I think the extra plane is there because fighter planes usually fly in pairs: lead and wingman. If any number of pairs want to form a V then one leg must be longer than the other.

DPWhite: For airplanes, I doubt there is any fuel savings when flying in a V. The V formation simply gives good visibilty, so you can look ahead and see where you are going while keeping an eye on the plane you are following.

don't ask
10-28-2001, 08:24 PM
The finger four formation (http://www.raf303.org/308/tactics/fingerfour.htm) is a little more involved than just chance.

ski
10-28-2001, 08:35 PM
Actually, Dr Lao/DP White there is a slight fuel savings depending on how close you fly to the other aircraft. I don't think this contradicts my previous post because the fuel savings is not why the fighter pilots do it.

The fuel savings on a gas-guzzling fighter would be pretty insignificant, but I remember reading an article a year or so ago that talked about instead of making larger commercial airliners, airlines were toying with the idea of having two of them fly in close formation, thereby holding twice as many passengers and also saving some fuel, enough to be significant on a cross-country or transoceanic flight.

DPWhite
10-28-2001, 08:59 PM
In auto and bicycle racing (foot races too) it is common to follow the leader to save fuel/energy and is called drafting.

I suppose it is silly to expect people who have their fuel paid for by the government to bother having fuel use as a motive.

Tranquilis
10-28-2001, 09:23 PM
In order to obtain fuel savings from formation flying, you'd have to be flying dangerously close at all times.
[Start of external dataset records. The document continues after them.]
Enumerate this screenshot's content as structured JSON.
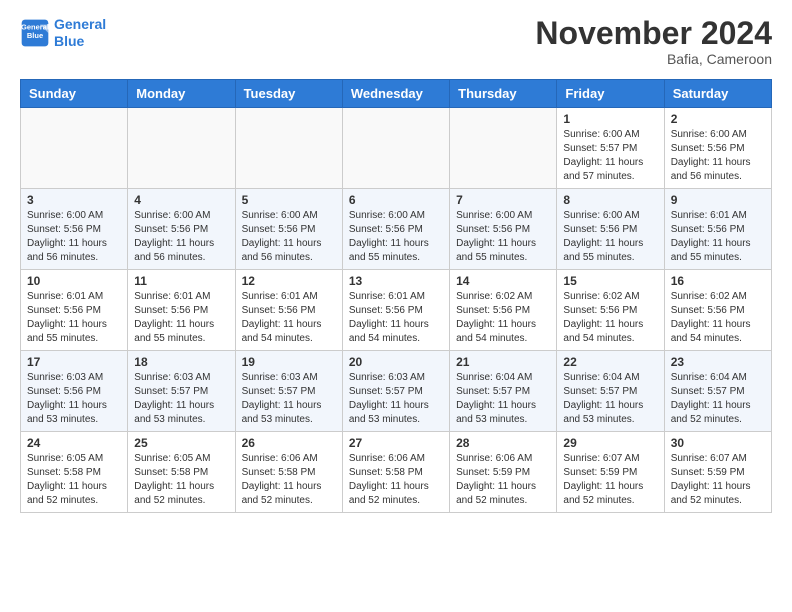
{
  "header": {
    "logo_line1": "General",
    "logo_line2": "Blue",
    "month_title": "November 2024",
    "location": "Bafia, Cameroon"
  },
  "weekdays": [
    "Sunday",
    "Monday",
    "Tuesday",
    "Wednesday",
    "Thursday",
    "Friday",
    "Saturday"
  ],
  "weeks": [
    [
      {
        "day": "",
        "info": ""
      },
      {
        "day": "",
        "info": ""
      },
      {
        "day": "",
        "info": ""
      },
      {
        "day": "",
        "info": ""
      },
      {
        "day": "",
        "info": ""
      },
      {
        "day": "1",
        "info": "Sunrise: 6:00 AM\nSunset: 5:57 PM\nDaylight: 11 hours\nand 57 minutes."
      },
      {
        "day": "2",
        "info": "Sunrise: 6:00 AM\nSunset: 5:56 PM\nDaylight: 11 hours\nand 56 minutes."
      }
    ],
    [
      {
        "day": "3",
        "info": "Sunrise: 6:00 AM\nSunset: 5:56 PM\nDaylight: 11 hours\nand 56 minutes."
      },
      {
        "day": "4",
        "info": "Sunrise: 6:00 AM\nSunset: 5:56 PM\nDaylight: 11 hours\nand 56 minutes."
      },
      {
        "day": "5",
        "info": "Sunrise: 6:00 AM\nSunset: 5:56 PM\nDaylight: 11 hours\nand 56 minutes."
      },
      {
        "day": "6",
        "info": "Sunrise: 6:00 AM\nSunset: 5:56 PM\nDaylight: 11 hours\nand 55 minutes."
      },
      {
        "day": "7",
        "info": "Sunrise: 6:00 AM\nSunset: 5:56 PM\nDaylight: 11 hours\nand 55 minutes."
      },
      {
        "day": "8",
        "info": "Sunrise: 6:00 AM\nSunset: 5:56 PM\nDaylight: 11 hours\nand 55 minutes."
      },
      {
        "day": "9",
        "info": "Sunrise: 6:01 AM\nSunset: 5:56 PM\nDaylight: 11 hours\nand 55 minutes."
      }
    ],
    [
      {
        "day": "10",
        "info": "Sunrise: 6:01 AM\nSunset: 5:56 PM\nDaylight: 11 hours\nand 55 minutes."
      },
      {
        "day": "11",
        "info": "Sunrise: 6:01 AM\nSunset: 5:56 PM\nDaylight: 11 hours\nand 55 minutes."
      },
      {
        "day": "12",
        "info": "Sunrise: 6:01 AM\nSunset: 5:56 PM\nDaylight: 11 hours\nand 54 minutes."
      },
      {
        "day": "13",
        "info": "Sunrise: 6:01 AM\nSunset: 5:56 PM\nDaylight: 11 hours\nand 54 minutes."
      },
      {
        "day": "14",
        "info": "Sunrise: 6:02 AM\nSunset: 5:56 PM\nDaylight: 11 hours\nand 54 minutes."
      },
      {
        "day": "15",
        "info": "Sunrise: 6:02 AM\nSunset: 5:56 PM\nDaylight: 11 hours\nand 54 minutes."
      },
      {
        "day": "16",
        "info": "Sunrise: 6:02 AM\nSunset: 5:56 PM\nDaylight: 11 hours\nand 54 minutes."
      }
    ],
    [
      {
        "day": "17",
        "info": "Sunrise: 6:03 AM\nSunset: 5:56 PM\nDaylight: 11 hours\nand 53 minutes."
      },
      {
        "day": "18",
        "info": "Sunrise: 6:03 AM\nSunset: 5:57 PM\nDaylight: 11 hours\nand 53 minutes."
      },
      {
        "day": "19",
        "info": "Sunrise: 6:03 AM\nSunset: 5:57 PM\nDaylight: 11 hours\nand 53 minutes."
      },
      {
        "day": "20",
        "info": "Sunrise: 6:03 AM\nSunset: 5:57 PM\nDaylight: 11 hours\nand 53 minutes."
      },
      {
        "day": "21",
        "info": "Sunrise: 6:04 AM\nSunset: 5:57 PM\nDaylight: 11 hours\nand 53 minutes."
      },
      {
        "day": "22",
        "info": "Sunrise: 6:04 AM\nSunset: 5:57 PM\nDaylight: 11 hours\nand 53 minutes."
      },
      {
        "day": "23",
        "info": "Sunrise: 6:04 AM\nSunset: 5:57 PM\nDaylight: 11 hours\nand 52 minutes."
      }
    ],
    [
      {
        "day": "24",
        "info": "Sunrise: 6:05 AM\nSunset: 5:58 PM\nDaylight: 11 hours\nand 52 minutes."
      },
      {
        "day": "25",
        "info": "Sunrise: 6:05 AM\nSunset: 5:58 PM\nDaylight: 11 hours\nand 52 minutes."
      },
      {
        "day": "26",
        "info": "Sunrise: 6:06 AM\nSunset: 5:58 PM\nDaylight: 11 hours\nand 52 minutes."
      },
      {
        "day": "27",
        "info": "Sunrise: 6:06 AM\nSunset: 5:58 PM\nDaylight: 11 hours\nand 52 minutes."
      },
      {
        "day": "28",
        "info": "Sunrise: 6:06 AM\nSunset: 5:59 PM\nDaylight: 11 hours\nand 52 minutes."
      },
      {
        "day": "29",
        "info": "Sunrise: 6:07 AM\nSunset: 5:59 PM\nDaylight: 11 hours\nand 52 minutes."
      },
      {
        "day": "30",
        "info": "Sunrise: 6:07 AM\nSunset: 5:59 PM\nDaylight: 11 hours\nand 52 minutes."
      }
    ]
  ]
}
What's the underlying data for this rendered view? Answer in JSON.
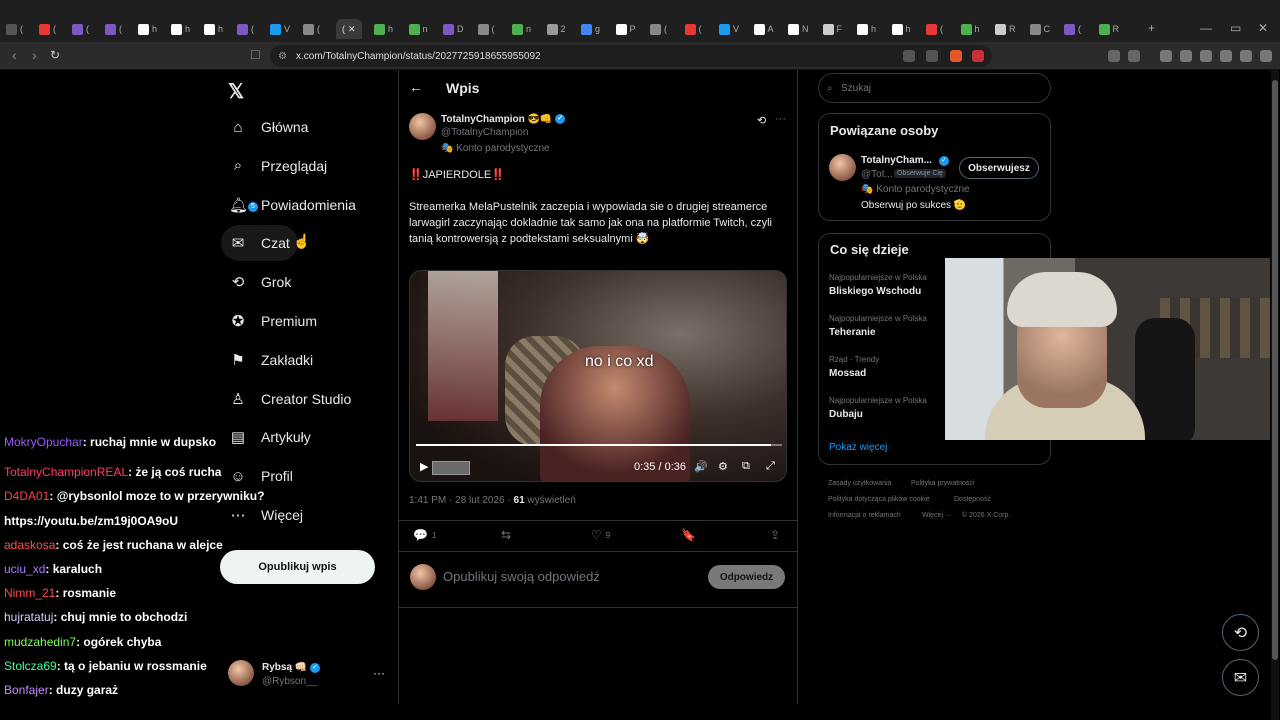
{
  "browser": {
    "tabs_left": [
      "(",
      "(",
      "(",
      "(",
      "h",
      "h",
      "h",
      "(",
      "V",
      "("
    ],
    "active_tab": "(",
    "tabs_right": [
      "h",
      "n",
      "D",
      "(",
      "n",
      "2",
      "g",
      "P",
      "(",
      "(",
      "V",
      "A",
      "N",
      "F",
      "h",
      "h",
      "(",
      "h",
      "R",
      "C",
      "(",
      "R"
    ],
    "url": "x.com/TotalnyChampion/status/2027725918655955092"
  },
  "sidebar": {
    "items": [
      {
        "label": "Główna",
        "icon": "home-icon"
      },
      {
        "label": "Przeglądaj",
        "icon": "search-icon"
      },
      {
        "label": "Powiadomienia",
        "icon": "bell-icon",
        "badge": "5"
      },
      {
        "label": "Czat",
        "icon": "mail-icon"
      },
      {
        "label": "Grok",
        "icon": "grok-icon"
      },
      {
        "label": "Premium",
        "icon": "premium-icon"
      },
      {
        "label": "Zakładki",
        "icon": "bookmark-icon"
      },
      {
        "label": "Creator Studio",
        "icon": "creator-icon"
      },
      {
        "label": "Artykuły",
        "icon": "article-icon"
      },
      {
        "label": "Profil",
        "icon": "profile-icon"
      },
      {
        "label": "Więcej",
        "icon": "more-icon"
      }
    ],
    "publish_label": "Opublikuj wpis",
    "account_name": "Rybsą 👊🏻",
    "account_handle": "@Rybson__"
  },
  "main": {
    "header_title": "Wpis",
    "tweet": {
      "author_name": "TotalnyChampion 😎👊",
      "author_handle": "@TotalnyChampion",
      "author_label": "Konto parodystyczne",
      "headline": "‼️JAPIERDOLE‼️",
      "body": "Streamerka MelaPustelnik zaczepia i wypowiada sie o drugiej streamerce larwagirl zaczynając dokladnie tak samo jak ona na platformie Twitch, czyli tanią kontrowersją z podtekstami seksualnymi 🤯",
      "video_caption": "no i co xd",
      "video_time": "0:35 / 0:36",
      "video_progress": 0.97,
      "timestamp": "1:41 PM · 28 lut 2026 · ",
      "views_count": "61",
      "views_label": " wyświetleń",
      "reply_count": "1",
      "retweet_count": "",
      "like_count": "9"
    },
    "reply_placeholder": "Opublikuj swoją odpowiedź",
    "reply_button": "Odpowiedz"
  },
  "right": {
    "search_placeholder": "Szukaj",
    "related_title": "Powiązane osoby",
    "related_person": {
      "name": "TotalnyCham...",
      "handle": "@Tot...",
      "follows_you": "Obserwuje Cię",
      "label": "Konto parodystyczne",
      "bio": "Obserwuj po sukces 🫡",
      "follow_label": "Obserwujesz"
    },
    "trends_title": "Co się dzieje",
    "trends": [
      {
        "category": "Najpopularniejsze w Polska",
        "name": "Bliskiego Wschodu"
      },
      {
        "category": "Najpopularniejsze w Polska",
        "name": "Teheranie"
      },
      {
        "category": "Rząd · Trendy",
        "name": "Mossad"
      },
      {
        "category": "Najpopularniejsze w Polska",
        "name": "Dubaju"
      }
    ],
    "show_more": "Pokaż więcej",
    "footer": [
      "Zasady użytkowania",
      "Polityka prywatności",
      "Polityka dotycząca plików cookie",
      "Dostępność",
      "Informacja o reklamach",
      "Więcej ···",
      "© 2026 X Corp."
    ]
  },
  "chat": [
    {
      "user": "MokryOpuchar",
      "msg": ": ruchaj mnie w dupsko",
      "color": "#9b59ff"
    },
    {
      "user": "TotalnyChampionREAL",
      "msg": ": że ją coś rucha",
      "color": "#ff3b6b"
    },
    {
      "user": "D4DA01",
      "msg": ": @rybsonlol moze to w przerywniku?",
      "color": "#ff4040"
    },
    {
      "user": "",
      "msg": "https://youtu.be/zm19j0OA9oU",
      "color": "#fff"
    },
    {
      "user": "adaskosa",
      "msg": ": coś że jest ruchana w alejce",
      "color": "#ff5050"
    },
    {
      "user": "uciu_xd",
      "msg": ": karaluch",
      "color": "#a77bff"
    },
    {
      "user": "Nimm_21",
      "msg": ": rosmanie",
      "color": "#ff4a4a"
    },
    {
      "user": "hujratatuj",
      "msg": ": chuj mnie to obchodzi",
      "color": "#d0d0ff"
    },
    {
      "user": "mudzahedin7",
      "msg": ": ogórek chyba",
      "color": "#7bff5a"
    },
    {
      "user": "Stolcza69",
      "msg": ": tą o jebaniu w rossmanie",
      "color": "#40ff9a"
    },
    {
      "user": "Bonfajer",
      "msg": ": duzy garaż",
      "color": "#c08cff"
    }
  ]
}
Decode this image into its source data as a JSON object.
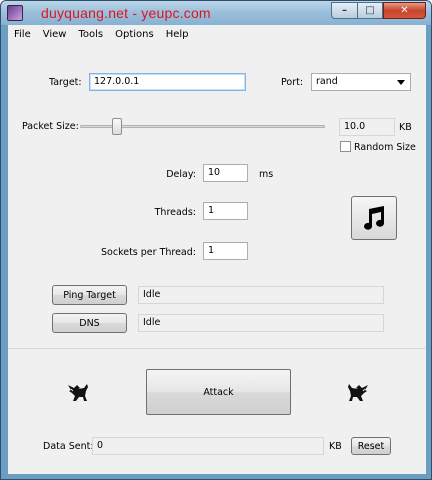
{
  "window": {
    "title": "duyquang.net - yeupc.com",
    "controls": {
      "minimize": "–",
      "maximize": "□",
      "close": "✕"
    }
  },
  "menu": [
    "File",
    "View",
    "Tools",
    "Options",
    "Help"
  ],
  "target": {
    "label": "Target:",
    "value": "127.0.0.1"
  },
  "port": {
    "label": "Port:",
    "value": "rand"
  },
  "packet_size": {
    "label": "Packet Size:",
    "value": "10.0",
    "unit": "KB",
    "slider_fraction": 0.15
  },
  "random_size": {
    "label": "Random Size",
    "checked": false
  },
  "delay": {
    "label": "Delay:",
    "value": "10",
    "unit": "ms"
  },
  "threads": {
    "label": "Threads:",
    "value": "1"
  },
  "sockets": {
    "label": "Sockets per Thread:",
    "value": "1"
  },
  "ping": {
    "button": "Ping Target",
    "status": "Idle"
  },
  "dns": {
    "button": "DNS",
    "status": "Idle"
  },
  "attack": {
    "button": "Attack"
  },
  "data_sent": {
    "label": "Data Sent:",
    "value": "0",
    "unit": "KB",
    "reset": "Reset"
  },
  "icons": {
    "music": "music-note-icon",
    "logo_left": "pegasus-icon",
    "logo_right": "pegasus-icon"
  },
  "colors": {
    "title_text": "#e0151b",
    "frame": "#6a9ec2",
    "client_bg": "#f0f0f0"
  }
}
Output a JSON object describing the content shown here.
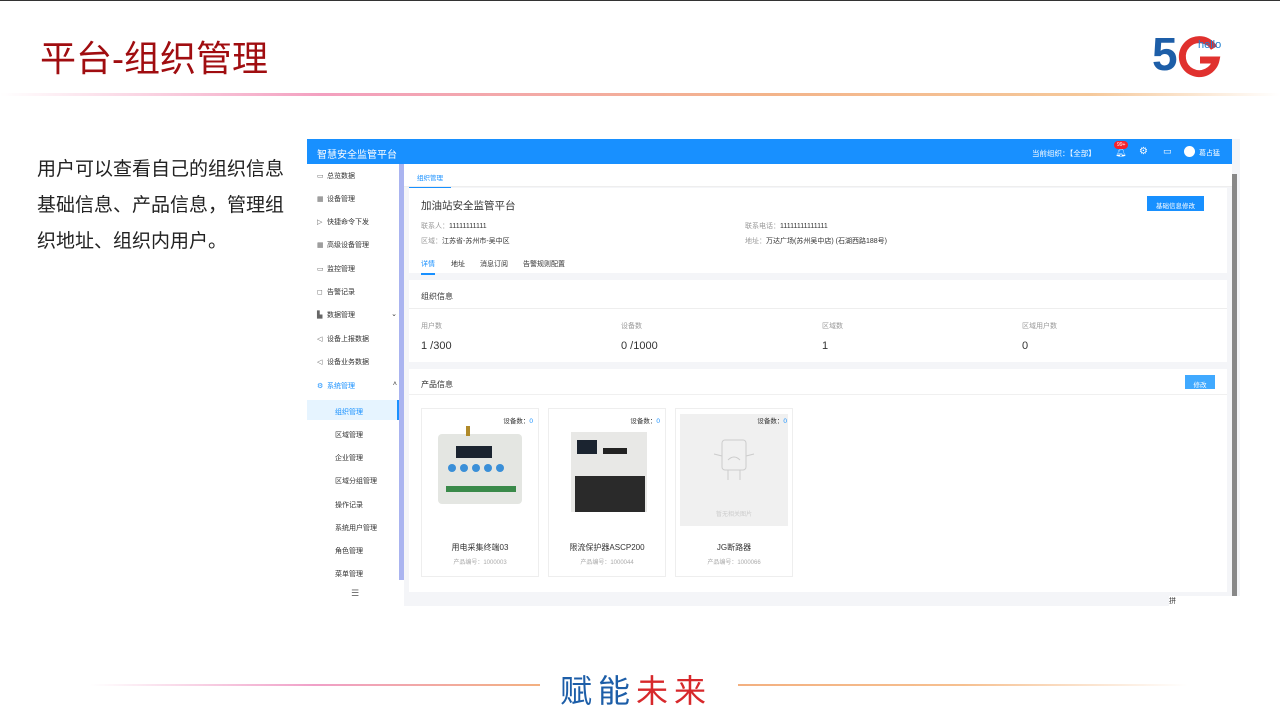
{
  "slide": {
    "title": "平台-组织管理",
    "description": "用户可以查看自己的组织信息基础信息、产品信息，管理组织地址、组织内用户。",
    "footer_blue": "赋能",
    "footer_red": "未来",
    "logo_text": "5G hello"
  },
  "app": {
    "title": "智慧安全监管平台",
    "current_org_label": "当前组织：【全部】",
    "badge": "99+",
    "username": "葛占猛",
    "sidebar": [
      {
        "label": "总览数据",
        "icon": "monitor-icon"
      },
      {
        "label": "设备管理",
        "icon": "grid-icon"
      },
      {
        "label": "快捷命令下发",
        "icon": "send-icon"
      },
      {
        "label": "高级设备管理",
        "icon": "grid-icon"
      },
      {
        "label": "监控管理",
        "icon": "video-icon"
      },
      {
        "label": "告警记录",
        "icon": "alarm-icon"
      },
      {
        "label": "数据管理",
        "icon": "chart-icon"
      },
      {
        "label": "设备上报数据",
        "icon": "megaphone-icon"
      },
      {
        "label": "设备业务数据",
        "icon": "megaphone-icon"
      },
      {
        "label": "系统管理",
        "icon": "gear-icon"
      }
    ],
    "submenu": [
      "组织管理",
      "区域管理",
      "企业管理",
      "区域分组管理",
      "操作记录",
      "系统用户管理",
      "角色管理",
      "菜单管理"
    ],
    "tab": "组织管理",
    "org": {
      "name": "加油站安全监管平台",
      "edit_button": "基础信息修改",
      "contact_label": "联系人：",
      "contact": "11111111111",
      "phone_label": "联系电话：",
      "phone": "11111111111111",
      "region_label": "区域：",
      "region": "江苏省-苏州市-吴中区",
      "address_label": "地址：",
      "address": "万达广场(苏州吴中店) (石湖西路188号)"
    },
    "subtabs": [
      "详情",
      "地址",
      "消息订阅",
      "告警规则配置"
    ],
    "org_info": {
      "title": "组织信息",
      "stats": [
        {
          "label": "用户数",
          "value": "1 /300"
        },
        {
          "label": "设备数",
          "value": "0 /1000"
        },
        {
          "label": "区域数",
          "value": "1"
        },
        {
          "label": "区域用户数",
          "value": "0"
        }
      ]
    },
    "products": {
      "title": "产品信息",
      "edit_button": "修改",
      "count_label": "设备数：",
      "code_label": "产品编号：",
      "no_image": "暂无相关图片",
      "items": [
        {
          "name": "用电采集终端03",
          "count": "0",
          "code": "1000003"
        },
        {
          "name": "限流保护器ASCP200",
          "count": "0",
          "code": "1000044"
        },
        {
          "name": "JG断路器",
          "count": "0",
          "code": "1000066"
        }
      ]
    },
    "ime": "拼"
  }
}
It would be pretty silly to look for savings in manuevers that could cost one or more aircraft worth 10s of millions of dollars at the first slip of attention.

Fighter aircraft fly in two plane units: Leader and wingman. If they fly abrest, they could foul each other if called to manuever suddenly, and the wingman can't readily manuever to keep the leader's "six" clear. When a flight of four travel together, they do so in a "finger four" formation (as two two-ship elements), first develped by the RAF in WWII. This provides mutual support, while preserving the range of options for manuever for each aircraft. When going from place to place in peaceful conditions, the formation is kept fairly tight. When things get hot, the formation is opened up to provide more room for manuever, and to make any missile that misses one aircraft less likely to home on the other.

Hold your hand up in front of you, back towards your face. Look at your fingernails (discount your thumb). Each fingernail represents an aircraft. Note that your second finger is the longest, placing that plane out front. Your index finger is the lead aircraft's wingman. Your ring finger is the lead plane of the second element, while your pinky is the second element's wingman. You'll see that the fomation is asymetrical, but is compact enough for each pilot to be able to check his wingman's tail, without having to swivel his head 180 degrees, and preserves the ability to manuever.